AN AIRCRAFT engineer has been awarded almost £25,000 after winning his case for constructive dismissal against British Airways.

John Higgins, from High Blantyre, South Lanarkshire, was sacked after installing the wrong part on a plane at British Airways Maintenance Glasgow (BAMG) last March.

He claims he was under extreme pressure due to staffing problems, an excessive workload and unreasonable timescales and said the error "did not compromise the safe operation of the aircraft".

However, bosses at BA claimed that it did and sacked Mr Higgins before offering him a demoted post on appeal.

As the new post was three grades below his position as aircraft maintenance supervisor and attracted half the salary, the engineer rejected, leaving him to resign.

In a written judgment on the case, employment judge Susan Walker found that the sanction imposed by BA was "draconian" and "unjustified", She awarded Mr Higgins, who had an unblemished 27-year career with BA, £24,654.

Judge Walker said: "The Tribunal had little difficulty in concluding that demotion of three grades with the associated drop in pay and responsibility was likely to seriously damage the relationship of trust and confidence between the parties.

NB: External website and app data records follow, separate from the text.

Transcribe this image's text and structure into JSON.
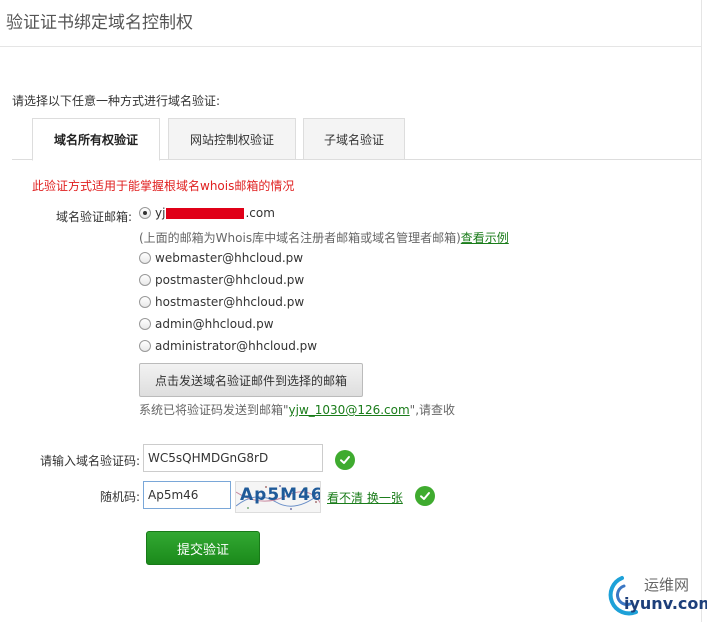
{
  "page": {
    "title": "验证证书绑定域名控制权"
  },
  "instruction": "请选择以下任意一种方式进行域名验证:",
  "tabs": [
    {
      "label": "域名所有权验证",
      "active": true
    },
    {
      "label": "网站控制权验证",
      "active": false
    },
    {
      "label": "子域名验证",
      "active": false
    }
  ],
  "note": "此验证方式适用于能掌握根域名whois邮箱的情况",
  "email_section": {
    "label": "域名验证邮箱:",
    "options": [
      {
        "prefix": "yj",
        "suffix": ".com",
        "checked": true
      },
      {
        "text": "webmaster@hhcloud.pw",
        "checked": false
      },
      {
        "text": "postmaster@hhcloud.pw",
        "checked": false
      },
      {
        "text": "hostmaster@hhcloud.pw",
        "checked": false
      },
      {
        "text": "admin@hhcloud.pw",
        "checked": false
      },
      {
        "text": "administrator@hhcloud.pw",
        "checked": false
      }
    ],
    "hint": "(上面的邮箱为Whois库中域名注册者邮箱或域名管理者邮箱)",
    "hint_link": "查看示例",
    "send_button": "点击发送域名验证邮件到选择的邮箱",
    "sent_prefix": "系统已将验证码发送到邮箱\"",
    "sent_address": "yjw_1030@126.com",
    "sent_suffix": "\",请查收"
  },
  "code_field": {
    "label": "请输入域名验证码:",
    "value": "WC5sQHMDGnG8rD"
  },
  "captcha_field": {
    "label": "随机码:",
    "value": "Ap5m46",
    "image_text": "Ap5M46",
    "refresh": "看不清 换一张"
  },
  "submit_button": "提交验证",
  "watermark": {
    "cn": "运维网",
    "en": "iyunv.com"
  },
  "colors": {
    "accent_green": "#1b8a1b",
    "note_red": "#e02020",
    "check_green": "#3fab2f",
    "redaction": "#e00018"
  }
}
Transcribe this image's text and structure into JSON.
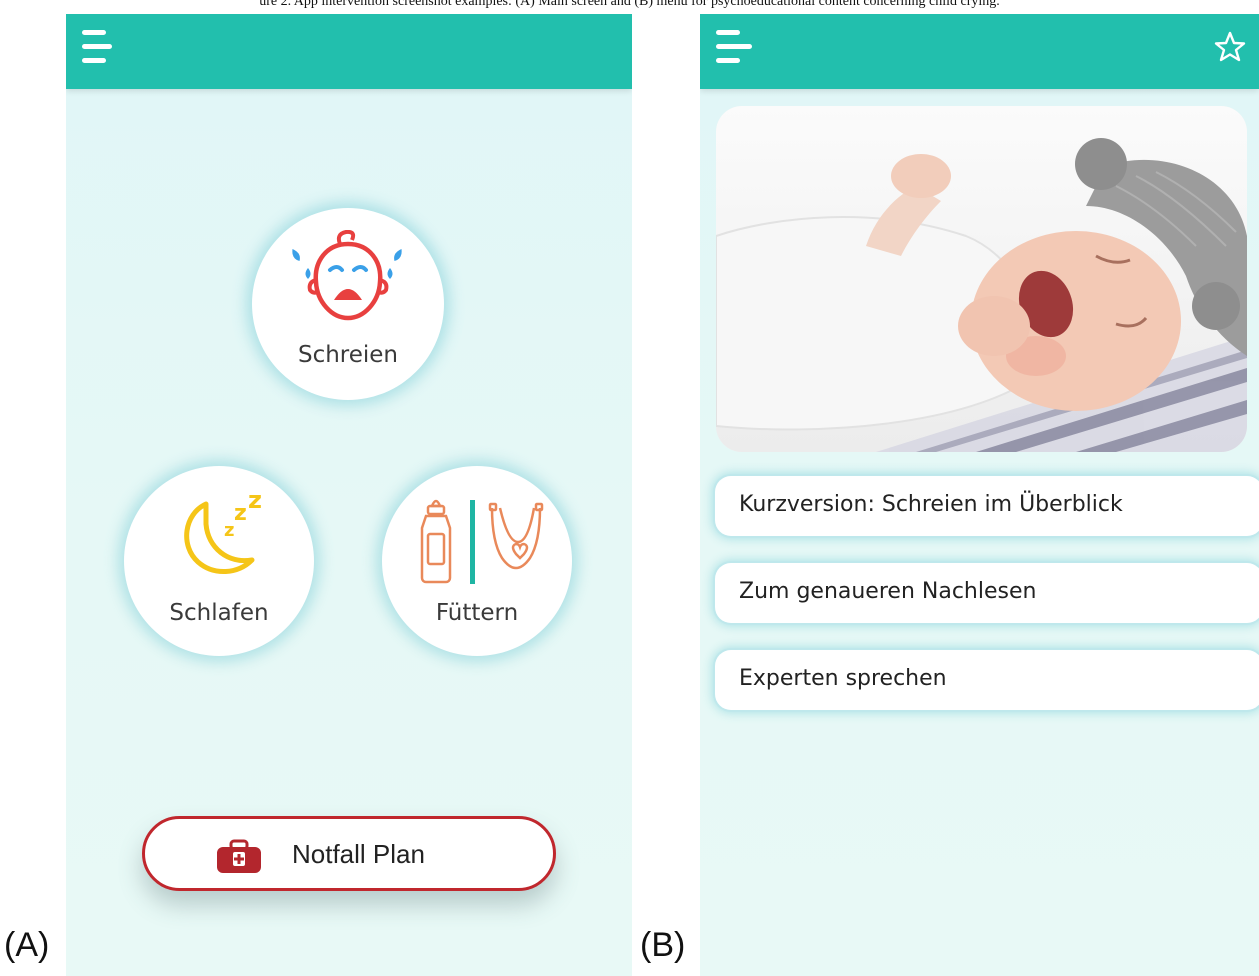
{
  "figure": {
    "caption": "ure 2. App intervention screenshot examples: (A) Main screen and (B) menu for psychoeducational content concerning child crying.",
    "label_a": "(A)",
    "label_b": "(B)"
  },
  "colors": {
    "appbar": "#22bfad",
    "background": "#e2f7f6",
    "emergency_red": "#c0272d",
    "sleep_yellow": "#f5c518",
    "cry_red": "#e8403f",
    "tear_blue": "#3aa0e8",
    "feed_orange": "#e9895a",
    "feed_divider": "#1fb5a3"
  },
  "screen_a": {
    "menu_icon": "hamburger-icon",
    "categories": [
      {
        "label": "Schreien",
        "icon": "crying-baby-icon"
      },
      {
        "label": "Schlafen",
        "icon": "moon-zzz-icon"
      },
      {
        "label": "Füttern",
        "icon": "bottle-bib-icon"
      }
    ],
    "emergency_button": {
      "label": "Notfall Plan",
      "icon": "first-aid-kit-icon"
    }
  },
  "screen_b": {
    "menu_icon": "hamburger-icon",
    "favorite_icon": "star-outline-icon",
    "hero_image": "crying-newborn-photo",
    "menu_items": [
      "Kurzversion: Schreien im Überblick",
      "Zum genaueren Nachlesen",
      "Experten sprechen"
    ]
  }
}
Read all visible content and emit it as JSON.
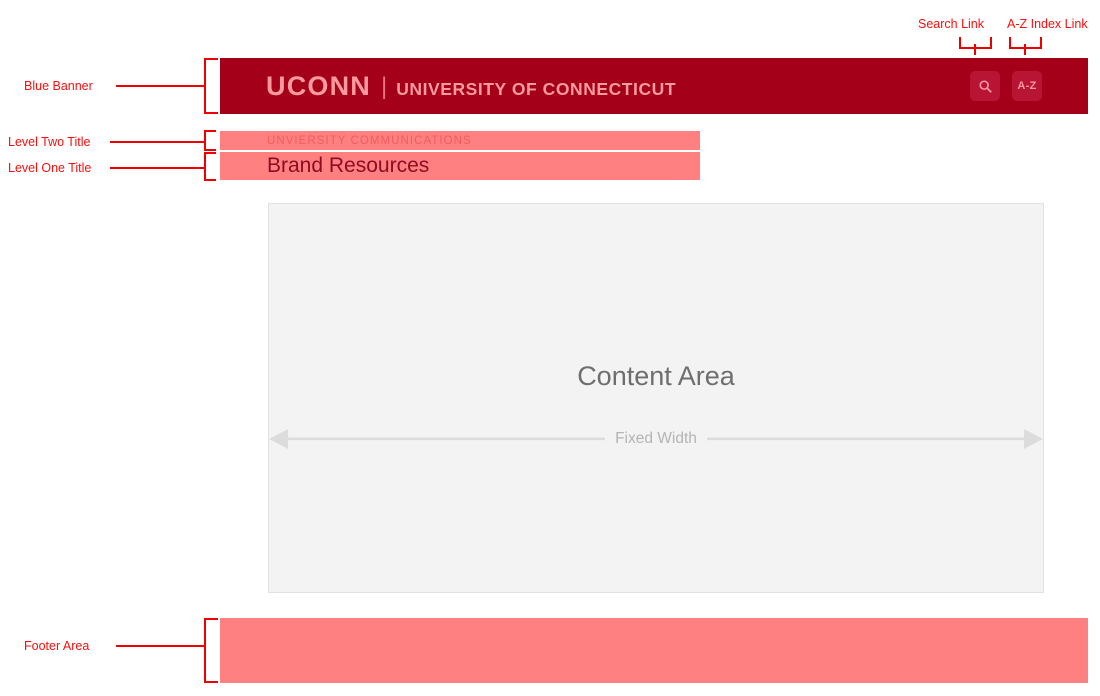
{
  "page": {
    "title": "UConn Website Template Wireframe Diagram",
    "annotation_color": "#ee0000",
    "banner_color": "#a4001a",
    "title_bar_color": "#ff8080",
    "footer_color": "#ff8080",
    "content_area_color": "#f3f3f3"
  },
  "banner": {
    "wordmark": "UCONN",
    "divider": "|",
    "subtitle": "UNIVERSITY OF CONNECTICUT",
    "search_button": {
      "icon": "search-icon",
      "label": ""
    },
    "az_button": {
      "icon": "az-index-icon",
      "label": "A-Z"
    }
  },
  "titles": {
    "level_two": "UNVIERSITY COMMUNICATIONS",
    "level_one": "Brand Resources"
  },
  "content": {
    "title": "Content Area",
    "width_label": "Fixed Width"
  },
  "annotations": {
    "search_link": "Search Link",
    "az_index_link": "A-Z Index Link",
    "blue_banner": "Blue Banner",
    "level_two_title": "Level Two Title",
    "level_one_title": "Level One Title",
    "footer_area": "Footer Area"
  }
}
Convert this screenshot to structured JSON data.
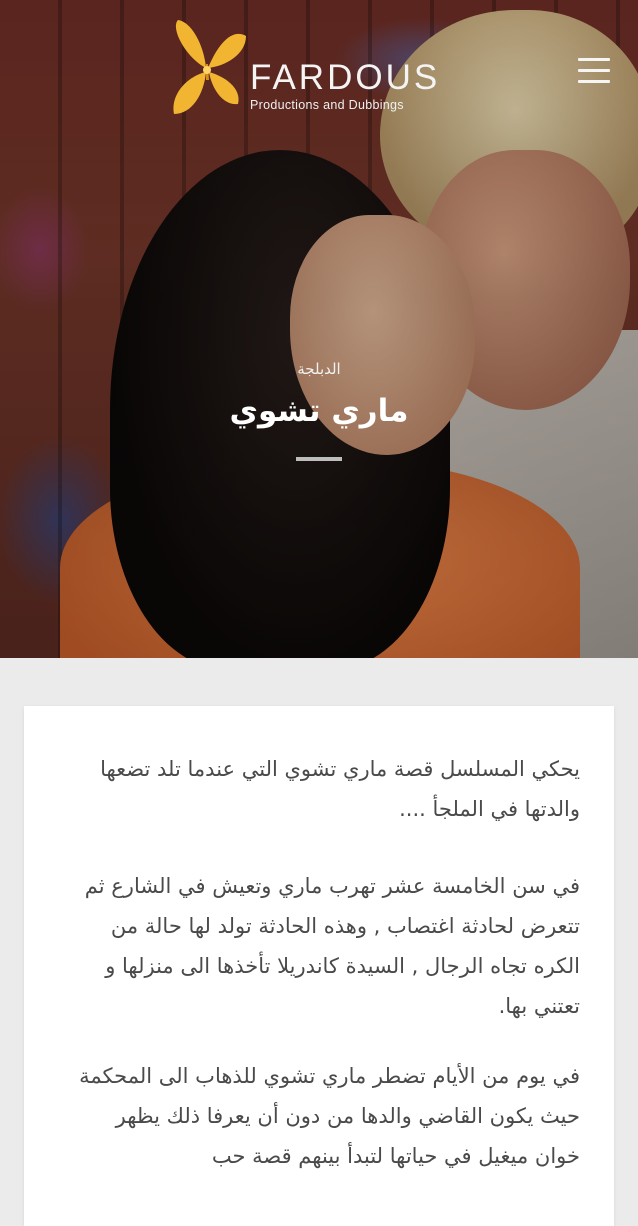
{
  "header": {
    "brand": "FARDOUS",
    "tagline": "Productions and Dubbings",
    "logo_icon": "butterfly-icon",
    "menu_icon": "hamburger-menu-icon"
  },
  "hero": {
    "category": "الدبلجة",
    "title": "ماري تشوي"
  },
  "article": {
    "paragraphs": [
      "يحكي المسلسل قصة ماري تشوي التي عندما تلد تضعها والدتها في الملجأ ....",
      "في سن الخامسة عشر تهرب ماري وتعيش في الشارع ثم تتعرض لحادثة اغتصاب , وهذه الحادثة تولد لها حالة من الكره تجاه الرجال , السيدة كاندريلا تأخذها الى منزلها و تعتني بها.",
      "في يوم من الأيام تضطر ماري تشوي للذهاب الى المحكمة حيث يكون القاضي والدها من دون أن يعرفا ذلك يظهر خوان ميغيل في حياتها لتبدأ بينهم قصة حب"
    ]
  },
  "colors": {
    "logo_gold": "#f2b531",
    "page_background": "#ebebeb",
    "card_background": "#ffffff",
    "body_text": "#4a4a4a"
  }
}
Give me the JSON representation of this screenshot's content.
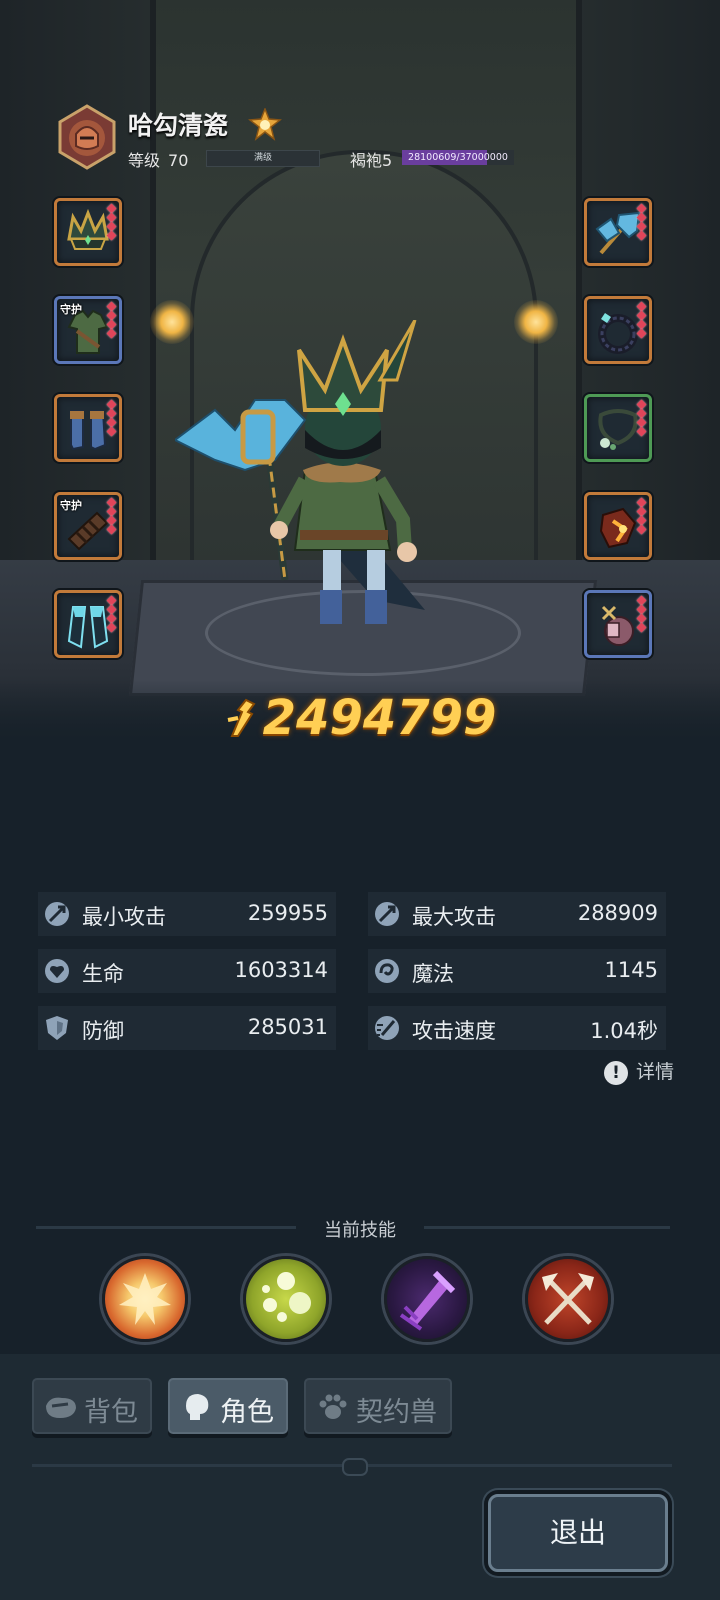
{
  "player": {
    "name": "哈勾清瓷",
    "level_label": "等级",
    "level": "70",
    "level_status": "满级",
    "rank": "褐袍5",
    "rank_progress_text": "28100609/37000000",
    "rank_progress": 0.759
  },
  "equipment": {
    "left": [
      {
        "name": "crown",
        "frame": "orange",
        "guard": ""
      },
      {
        "name": "tunic",
        "frame": "blue",
        "guard": "守护"
      },
      {
        "name": "boots",
        "frame": "orange",
        "guard": ""
      },
      {
        "name": "bracers",
        "frame": "orange",
        "guard": "守护"
      },
      {
        "name": "cape",
        "frame": "orange",
        "guard": ""
      }
    ],
    "right": [
      {
        "name": "staff",
        "frame": "orange",
        "guard": ""
      },
      {
        "name": "ring",
        "frame": "orange",
        "guard": ""
      },
      {
        "name": "necklace",
        "frame": "green",
        "guard": ""
      },
      {
        "name": "charm",
        "frame": "orange",
        "guard": ""
      },
      {
        "name": "potion-pouch",
        "frame": "blue",
        "guard": ""
      }
    ]
  },
  "power": "2494799",
  "stats": {
    "min_attack": {
      "label": "最小攻击",
      "value": "259955"
    },
    "max_attack": {
      "label": "最大攻击",
      "value": "288909"
    },
    "hp": {
      "label": "生命",
      "value": "1603314"
    },
    "magic": {
      "label": "魔法",
      "value": "1145"
    },
    "defense": {
      "label": "防御",
      "value": "285031"
    },
    "attack_speed": {
      "label": "攻击速度",
      "value": "1.04秒"
    }
  },
  "details_label": "详情",
  "skills": {
    "title": "当前技能",
    "items": [
      "explosion-skill-icon",
      "poison-orbs-skill-icon",
      "shadow-strike-skill-icon",
      "crossed-axes-skill-icon"
    ]
  },
  "tabs": [
    {
      "label": "背包",
      "active": false
    },
    {
      "label": "角色",
      "active": true
    },
    {
      "label": "契约兽",
      "active": false
    }
  ],
  "exit_label": "退出",
  "colors": {
    "power": "#ffcf54",
    "slot_orange": "#c27a3a",
    "slot_blue": "#5b77b8",
    "slot_green": "#4e9a55",
    "rank_bar": "#6a3e9e"
  }
}
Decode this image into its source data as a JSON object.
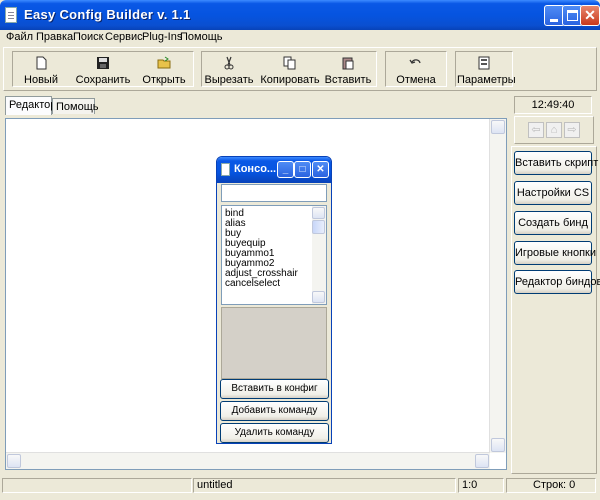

"It would be humiliating for the claimant with his length of service and experience to go back to this relatively junior grade and have his supervisory responsibilities removed from him.

"The tribunal considered that BA did not have 'reasonable and proper cause' in all the circumstances, viewed objectively, for the sanction it imposed."

The tribunal was told that BAMG was seriously short-staffed on March 1 and 2 last year when Mr Higgins was overseeing work on an Airbus A321.

One of the contractors working under him damaged a wire and Mr Higgins repaired it with a splice which turned out to be the wrong one.

BA argued that the repair he carried out was important to the safety of the plane, but judge Walker found that manager Brian Queally had "overstated" the seriousness of the situation.

The plane also had two of these parts so if Mr Higgins' mistake had caused a safety breach, there was a back-up in place to deal with it.

Furthermore, the tribunal was told that the incident was not reported to the Civil Aviation Authority so, in line with safety guidelines, could not have been deemed to "endanger an aircraft, its occupants or any other person".

Mr Higgins tried to claim that he had been sacked for raising safety concerns over procedures at BA but that aspect of his case was thrown out. His award was also reduced by 50 per cent because he contributed to his dismissal.

A BA spokeswoman said: "We are pleased that the whistleblowing claims were not upheld, but we are disappointed with the outcome of the tribunal. We feel we acted fairly and properly."